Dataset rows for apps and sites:

___

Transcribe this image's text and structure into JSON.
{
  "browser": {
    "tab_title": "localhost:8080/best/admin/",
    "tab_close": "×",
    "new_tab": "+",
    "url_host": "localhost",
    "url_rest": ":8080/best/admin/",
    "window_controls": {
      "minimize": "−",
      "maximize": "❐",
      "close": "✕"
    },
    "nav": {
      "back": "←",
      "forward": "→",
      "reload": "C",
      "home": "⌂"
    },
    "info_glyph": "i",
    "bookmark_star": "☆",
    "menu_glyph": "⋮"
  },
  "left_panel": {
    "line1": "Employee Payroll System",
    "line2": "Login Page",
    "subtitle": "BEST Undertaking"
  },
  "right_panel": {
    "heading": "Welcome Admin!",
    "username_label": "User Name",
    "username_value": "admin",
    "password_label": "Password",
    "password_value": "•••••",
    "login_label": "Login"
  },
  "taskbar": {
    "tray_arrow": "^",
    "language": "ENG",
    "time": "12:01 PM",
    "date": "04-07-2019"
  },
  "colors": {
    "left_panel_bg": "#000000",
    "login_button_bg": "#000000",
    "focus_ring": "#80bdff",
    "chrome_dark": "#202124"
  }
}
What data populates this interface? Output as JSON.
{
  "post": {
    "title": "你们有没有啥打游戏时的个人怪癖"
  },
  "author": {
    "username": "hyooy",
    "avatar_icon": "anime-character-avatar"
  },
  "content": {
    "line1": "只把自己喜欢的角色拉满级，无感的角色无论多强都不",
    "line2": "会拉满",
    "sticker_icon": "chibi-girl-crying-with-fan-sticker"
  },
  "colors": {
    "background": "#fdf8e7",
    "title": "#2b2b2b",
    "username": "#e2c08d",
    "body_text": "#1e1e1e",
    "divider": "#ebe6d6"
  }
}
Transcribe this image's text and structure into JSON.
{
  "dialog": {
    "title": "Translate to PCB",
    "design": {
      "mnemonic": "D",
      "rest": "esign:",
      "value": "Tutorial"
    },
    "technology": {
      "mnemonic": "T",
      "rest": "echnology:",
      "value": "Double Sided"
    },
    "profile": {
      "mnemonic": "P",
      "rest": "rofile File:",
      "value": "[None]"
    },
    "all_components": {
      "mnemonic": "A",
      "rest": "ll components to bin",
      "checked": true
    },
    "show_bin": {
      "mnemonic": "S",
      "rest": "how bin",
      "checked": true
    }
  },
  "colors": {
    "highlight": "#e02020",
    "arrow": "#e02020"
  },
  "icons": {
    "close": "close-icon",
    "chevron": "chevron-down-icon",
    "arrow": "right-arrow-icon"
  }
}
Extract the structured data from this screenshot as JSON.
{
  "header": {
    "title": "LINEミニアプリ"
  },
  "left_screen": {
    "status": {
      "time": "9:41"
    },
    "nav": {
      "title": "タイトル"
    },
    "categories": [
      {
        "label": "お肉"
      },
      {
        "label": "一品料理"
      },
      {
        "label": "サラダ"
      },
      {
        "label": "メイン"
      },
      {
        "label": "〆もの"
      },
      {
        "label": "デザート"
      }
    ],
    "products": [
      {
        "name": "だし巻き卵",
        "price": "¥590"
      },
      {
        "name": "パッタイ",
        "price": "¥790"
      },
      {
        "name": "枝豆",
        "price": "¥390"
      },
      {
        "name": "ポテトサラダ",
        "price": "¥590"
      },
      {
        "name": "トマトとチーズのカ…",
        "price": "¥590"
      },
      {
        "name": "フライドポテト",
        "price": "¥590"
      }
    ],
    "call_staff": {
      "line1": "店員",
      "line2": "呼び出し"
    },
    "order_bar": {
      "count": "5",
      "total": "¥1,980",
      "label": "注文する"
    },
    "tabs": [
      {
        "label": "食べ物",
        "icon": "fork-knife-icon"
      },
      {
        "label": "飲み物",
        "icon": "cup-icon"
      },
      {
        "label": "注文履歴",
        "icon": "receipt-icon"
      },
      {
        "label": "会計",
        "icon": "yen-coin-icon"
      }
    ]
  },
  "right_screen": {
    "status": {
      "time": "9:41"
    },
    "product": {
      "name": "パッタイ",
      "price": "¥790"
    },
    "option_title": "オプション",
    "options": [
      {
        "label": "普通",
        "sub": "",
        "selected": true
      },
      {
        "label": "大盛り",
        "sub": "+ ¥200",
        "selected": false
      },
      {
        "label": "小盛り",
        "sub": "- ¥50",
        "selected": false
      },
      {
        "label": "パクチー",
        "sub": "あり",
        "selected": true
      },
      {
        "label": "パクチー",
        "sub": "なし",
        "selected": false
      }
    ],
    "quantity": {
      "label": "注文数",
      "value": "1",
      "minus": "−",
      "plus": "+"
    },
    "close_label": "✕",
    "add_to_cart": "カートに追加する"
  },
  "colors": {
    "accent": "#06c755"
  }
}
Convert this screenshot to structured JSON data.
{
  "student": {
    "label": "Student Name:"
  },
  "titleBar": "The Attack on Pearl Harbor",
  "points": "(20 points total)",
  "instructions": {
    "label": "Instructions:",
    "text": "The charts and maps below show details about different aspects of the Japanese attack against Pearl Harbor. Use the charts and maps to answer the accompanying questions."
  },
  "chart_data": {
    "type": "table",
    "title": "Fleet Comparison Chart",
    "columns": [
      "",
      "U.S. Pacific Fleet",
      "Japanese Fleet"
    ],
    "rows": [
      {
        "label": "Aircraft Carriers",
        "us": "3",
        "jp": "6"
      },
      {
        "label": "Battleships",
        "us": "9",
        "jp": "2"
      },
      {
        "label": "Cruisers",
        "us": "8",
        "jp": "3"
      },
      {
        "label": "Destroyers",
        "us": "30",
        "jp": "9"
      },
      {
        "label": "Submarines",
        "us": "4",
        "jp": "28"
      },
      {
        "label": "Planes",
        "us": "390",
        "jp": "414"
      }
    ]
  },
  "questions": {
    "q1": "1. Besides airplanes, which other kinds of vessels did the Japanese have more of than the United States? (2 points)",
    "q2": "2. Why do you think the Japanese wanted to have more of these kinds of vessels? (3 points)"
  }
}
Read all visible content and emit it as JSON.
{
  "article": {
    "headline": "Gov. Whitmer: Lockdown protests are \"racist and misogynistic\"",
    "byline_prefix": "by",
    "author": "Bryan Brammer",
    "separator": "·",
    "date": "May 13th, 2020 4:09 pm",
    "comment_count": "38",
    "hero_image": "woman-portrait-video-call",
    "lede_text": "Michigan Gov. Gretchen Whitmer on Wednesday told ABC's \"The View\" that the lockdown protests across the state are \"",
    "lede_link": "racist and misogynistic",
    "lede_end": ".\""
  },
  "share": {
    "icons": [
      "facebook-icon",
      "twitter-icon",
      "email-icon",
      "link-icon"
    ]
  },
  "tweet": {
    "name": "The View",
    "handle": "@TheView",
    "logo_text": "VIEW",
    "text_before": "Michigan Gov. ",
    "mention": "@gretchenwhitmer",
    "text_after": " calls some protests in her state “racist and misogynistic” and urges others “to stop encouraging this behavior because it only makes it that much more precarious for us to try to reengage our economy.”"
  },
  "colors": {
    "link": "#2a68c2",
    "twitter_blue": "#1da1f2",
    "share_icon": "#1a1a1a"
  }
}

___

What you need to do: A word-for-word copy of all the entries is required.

Answer box:
Transcribe this image's text and structure into JSON.
{
  "browser": {
    "tab_title": "localhost:8080/best/admin/",
    "tab_close": "×",
    "new_tab": "+",
    "url_host": "localhost",
    "url_rest": ":8080/best/admin/",
    "window_controls": {
      "minimize": "−",
      "maximize": "❐",
      "close": "✕"
    },
    "nav": {
      "back": "←",
      "forward": "→",
      "reload": "C",
      "home": "⌂"
    },
    "info_glyph": "i",
    "bookmark_star": "☆",
    "menu_glyph": "⋮"
  },
  "left_panel": {
    "line1": "Employee Payroll System",
    "line2": "Login Page",
    "subtitle": "BEST Undertaking"
  },
  "right_panel": {
    "heading": "Welcome Admin!",
    "username_label": "User Name",
    "username_value": "admin",
    "password_label": "Password",
    "password_value": "•••••",
    "login_label": "Login"
  },
  "taskbar": {
    "tray_arrow": "^",
    "language": "ENG",
    "time": "12:01 PM",
    "date": "04-07-2019"
  },
  "colors": {
    "left_panel_bg": "#000000",
    "login_button_bg": "#000000",
    "focus_ring": "#80bdff",
    "chrome_dark": "#202124"
  }
}
What data populates this interface? Output as JSON.
{
  "post": {
    "title": "你们有没有啥打游戏时的个人怪癖"
  },
  "author": {
    "username": "hyooy",
    "avatar_icon": "anime-character-avatar"
  },
  "content": {
    "line1": "只把自己喜欢的角色拉满级，无感的角色无论多强都不",
    "line2": "会拉满",
    "sticker_icon": "chibi-girl-crying-with-fan-sticker"
  },
  "colors": {
    "background": "#fdf8e7",
    "title": "#2b2b2b",
    "username": "#e2c08d",
    "body_text": "#1e1e1e",
    "divider": "#ebe6d6"
  }
}
Transcribe this image's text and structure into JSON.
{
  "dialog": {
    "title": "Translate to PCB",
    "design": {
      "mnemonic": "D",
      "rest": "esign:",
      "value": "Tutorial"
    },
    "technology": {
      "mnemonic": "T",
      "rest": "echnology:",
      "value": "Double Sided"
    },
    "profile": {
      "mnemonic": "P",
      "rest": "rofile File:",
      "value": "[None]"
    },
    "all_components": {
      "mnemonic": "A",
      "rest": "ll components to bin",
      "checked": true
    },
    "show_bin": {
      "mnemonic": "S",
      "rest": "how bin",
      "checked": true
    }
  },
  "colors": {
    "highlight": "#e02020",
    "arrow": "#e02020"
  },
  "icons": {
    "close": "close-icon",
    "chevron": "chevron-down-icon",
    "arrow": "right-arrow-icon"
  }
}
Extract the structured data from this screenshot as JSON.
{
  "header": {
    "title": "LINEミニアプリ"
  },
  "left_screen": {
    "status": {
      "time": "9:41"
    },
    "nav": {
      "title": "タイトル"
    },
    "categories": [
      {
        "label": "お肉"
      },
      {
        "label": "一品料理"
      },
      {
        "label": "サラダ"
      },
      {
        "label": "メイン"
      },
      {
        "label": "〆もの"
      },
      {
        "label": "デザート"
      }
    ],
    "products": [
      {
        "name": "だし巻き卵",
        "price": "¥590"
      },
      {
        "name": "パッタイ",
        "price": "¥790"
      },
      {
        "name": "枝豆",
        "price": "¥390"
      },
      {
        "name": "ポテトサラダ",
        "price": "¥590"
      },
      {
        "name": "トマトとチーズのカ…",
        "price": "¥590"
      },
      {
        "name": "フライドポテト",
        "price": "¥590"
      }
    ],
    "call_staff": {
      "line1": "店員",
      "line2": "呼び出し"
    },
    "order_bar": {
      "count": "5",
      "total": "¥1,980",
      "label": "注文する"
    },
    "tabs": [
      {
        "label": "食べ物",
        "icon": "fork-knife-icon"
      },
      {
        "label": "飲み物",
        "icon": "cup-icon"
      },
      {
        "label": "注文履歴",
        "icon": "receipt-icon"
      },
      {
        "label": "会計",
        "icon": "yen-coin-icon"
      }
    ]
  },
  "right_screen": {
    "status": {
      "time": "9:41"
    },
    "product": {
      "name": "パッタイ",
      "price": "¥790"
    },
    "option_title": "オプション",
    "options": [
      {
        "label": "普通",
        "sub": "",
        "selected": true
      },
      {
        "label": "大盛り",
        "sub": "+ ¥200",
        "selected": false
      },
      {
        "label": "小盛り",
        "sub": "- ¥50",
        "selected": false
      },
      {
        "label": "パクチー",
        "sub": "あり",
        "selected": true
      },
      {
        "label": "パクチー",
        "sub": "なし",
        "selected": false
      }
    ],
    "quantity": {
      "label": "注文数",
      "value": "1",
      "minus": "−",
      "plus": "+"
    },
    "close_label": "✕",
    "add_to_cart": "カートに追加する"
  },
  "colors": {
    "accent": "#06c755"
  }
}
Convert this screenshot to structured JSON data.
{
  "student": {
    "label": "Student Name:"
  },
  "titleBar": "The Attack on Pearl Harbor",
  "points": "(20 points total)",
  "instructions": {
    "label": "Instructions:",
    "text": "The charts and maps below show details about different aspects of the Japanese attack against Pearl Harbor. Use the charts and maps to answer the accompanying questions."
  },
  "chart_data": {
    "type": "table",
    "title": "Fleet Comparison Chart",
    "columns": [
      "",
      "U.S. Pacific Fleet",
      "Japanese Fleet"
    ],
    "rows": [
      {
        "label": "Aircraft Carriers",
        "us": "3",
        "jp": "6"
      },
      {
        "label": "Battleships",
        "us": "9",
        "jp": "2"
      },
      {
        "label": "Cruisers",
        "us": "8",
        "jp": "3"
      },
      {
        "label": "Destroyers",
        "us": "30",
        "jp": "9"
      },
      {
        "label": "Submarines",
        "us": "4",
        "jp": "28"
      },
      {
        "label": "Planes",
        "us": "390",
        "jp": "414"
      }
    ]
  },
  "questions": {
    "q1": "1. Besides airplanes, which other kinds of vessels did the Japanese have more of than the United States? (2 points)",
    "q2": "2. Why do you think the Japanese wanted to have more of these kinds of vessels? (3 points)"
  }
}
Read all visible content and emit it as JSON.
{
  "article": {
    "headline": "Gov. Whitmer: Lockdown protests are \"racist and misogynistic\"",
    "byline_prefix": "by",
    "author": "Bryan Brammer",
    "separator": "·",
    "date": "May 13th, 2020 4:09 pm",
    "comment_count": "38",
    "hero_image": "woman-portrait-video-call",
    "lede_text": "Michigan Gov. Gretchen Whitmer on Wednesday told ABC's \"The View\" that the lockdown protests across the state are \"",
    "lede_link": "racist and misogynistic",
    "lede_end": ".\""
  },
  "share": {
    "icons": [
      "facebook-icon",
      "twitter-icon",
      "email-icon",
      "link-icon"
    ]
  },
  "tweet": {
    "name": "The View",
    "handle": "@TheView",
    "logo_text": "VIEW",
    "text_before": "Michigan Gov. ",
    "mention": "@gretchenwhitmer",
    "text_after": " calls some protests in her state “racist and misogynistic” and urges others “to stop encouraging this behavior because it only makes it that much more precarious for us to try to reengage our economy.”"
  },
  "colors": {
    "link": "#2a68c2",
    "twitter_blue": "#1da1f2",
    "share_icon": "#1a1a1a"
  }
}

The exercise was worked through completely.